BEGIN SOURCE MATERIAL
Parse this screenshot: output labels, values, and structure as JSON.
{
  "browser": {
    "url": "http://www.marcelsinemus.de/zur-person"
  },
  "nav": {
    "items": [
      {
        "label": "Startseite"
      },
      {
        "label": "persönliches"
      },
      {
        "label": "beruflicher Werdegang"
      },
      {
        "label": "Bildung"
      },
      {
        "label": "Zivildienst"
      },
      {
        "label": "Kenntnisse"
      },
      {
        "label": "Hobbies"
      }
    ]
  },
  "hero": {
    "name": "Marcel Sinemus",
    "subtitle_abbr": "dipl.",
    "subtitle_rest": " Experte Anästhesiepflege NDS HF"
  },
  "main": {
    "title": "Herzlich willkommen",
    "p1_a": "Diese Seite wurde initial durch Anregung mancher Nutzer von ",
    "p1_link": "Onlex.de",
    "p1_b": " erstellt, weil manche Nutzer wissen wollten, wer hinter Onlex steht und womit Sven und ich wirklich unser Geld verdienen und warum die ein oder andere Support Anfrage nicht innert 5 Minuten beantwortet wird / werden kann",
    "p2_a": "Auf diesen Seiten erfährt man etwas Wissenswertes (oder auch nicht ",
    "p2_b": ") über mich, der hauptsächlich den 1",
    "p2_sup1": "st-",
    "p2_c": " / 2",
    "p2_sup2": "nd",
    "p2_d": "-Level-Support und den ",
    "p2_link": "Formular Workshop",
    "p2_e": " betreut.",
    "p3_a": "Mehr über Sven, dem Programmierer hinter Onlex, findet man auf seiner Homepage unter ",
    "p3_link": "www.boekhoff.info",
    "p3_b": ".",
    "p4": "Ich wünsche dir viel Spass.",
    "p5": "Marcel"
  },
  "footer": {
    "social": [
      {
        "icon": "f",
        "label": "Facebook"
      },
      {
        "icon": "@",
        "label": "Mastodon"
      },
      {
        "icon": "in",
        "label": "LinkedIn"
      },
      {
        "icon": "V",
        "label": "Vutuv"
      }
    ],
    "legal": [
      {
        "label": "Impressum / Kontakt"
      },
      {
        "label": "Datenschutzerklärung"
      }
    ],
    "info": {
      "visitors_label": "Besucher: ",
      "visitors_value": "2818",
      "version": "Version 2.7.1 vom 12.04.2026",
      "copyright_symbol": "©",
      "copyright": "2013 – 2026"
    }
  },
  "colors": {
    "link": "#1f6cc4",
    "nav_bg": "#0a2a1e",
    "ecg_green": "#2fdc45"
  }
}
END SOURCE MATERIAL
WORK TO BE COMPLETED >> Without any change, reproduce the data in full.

EXPECTED OUTPUT >>
Parse this screenshot: output labels, values, and structure as JSON.
{
  "browser": {
    "url": "http://www.marcelsinemus.de/zur-person"
  },
  "nav": {
    "items": [
      {
        "label": "Startseite"
      },
      {
        "label": "persönliches"
      },
      {
        "label": "beruflicher Werdegang"
      },
      {
        "label": "Bildung"
      },
      {
        "label": "Zivildienst"
      },
      {
        "label": "Kenntnisse"
      },
      {
        "label": "Hobbies"
      }
    ]
  },
  "hero": {
    "name": "Marcel Sinemus",
    "subtitle_abbr": "dipl.",
    "subtitle_rest": " Experte Anästhesiepflege NDS HF"
  },
  "main": {
    "title": "Herzlich willkommen",
    "p1_a": "Diese Seite wurde initial durch Anregung mancher Nutzer von ",
    "p1_link": "Onlex.de",
    "p1_b": " erstellt, weil manche Nutzer wissen wollten, wer hinter Onlex steht und womit Sven und ich wirklich unser Geld verdienen und warum die ein oder andere Support Anfrage nicht innert 5 Minuten beantwortet wird / werden kann",
    "p2_a": "Auf diesen Seiten erfährt man etwas Wissenswertes (oder auch nicht ",
    "p2_b": ") über mich, der hauptsächlich den 1",
    "p2_sup1": "st-",
    "p2_c": " / 2",
    "p2_sup2": "nd",
    "p2_d": "-Level-Support und den ",
    "p2_link": "Formular Workshop",
    "p2_e": " betreut.",
    "p3_a": "Mehr über Sven, dem Programmierer hinter Onlex, findet man auf seiner Homepage unter ",
    "p3_link": "www.boekhoff.info",
    "p3_b": ".",
    "p4": "Ich wünsche dir viel Spass.",
    "p5": "Marcel"
  },
  "footer": {
    "social": [
      {
        "icon": "f",
        "label": "Facebook"
      },
      {
        "icon": "@",
        "label": "Mastodon"
      },
      {
        "icon": "in",
        "label": "LinkedIn"
      },
      {
        "icon": "V",
        "label": "Vutuv"
      }
    ],
    "legal": [
      {
        "label": "Impressum / Kontakt"
      },
      {
        "label": "Datenschutzerklärung"
      }
    ],
    "info": {
      "visitors_label": "Besucher: ",
      "visitors_value": "2818",
      "version": "Version 2.7.1 vom 12.04.2026",
      "copyright_symbol": "©",
      "copyright": "2013 – 2026"
    }
  },
  "colors": {
    "link": "#1f6cc4",
    "nav_bg": "#0a2a1e",
    "ecg_green": "#2fdc45"
  }
}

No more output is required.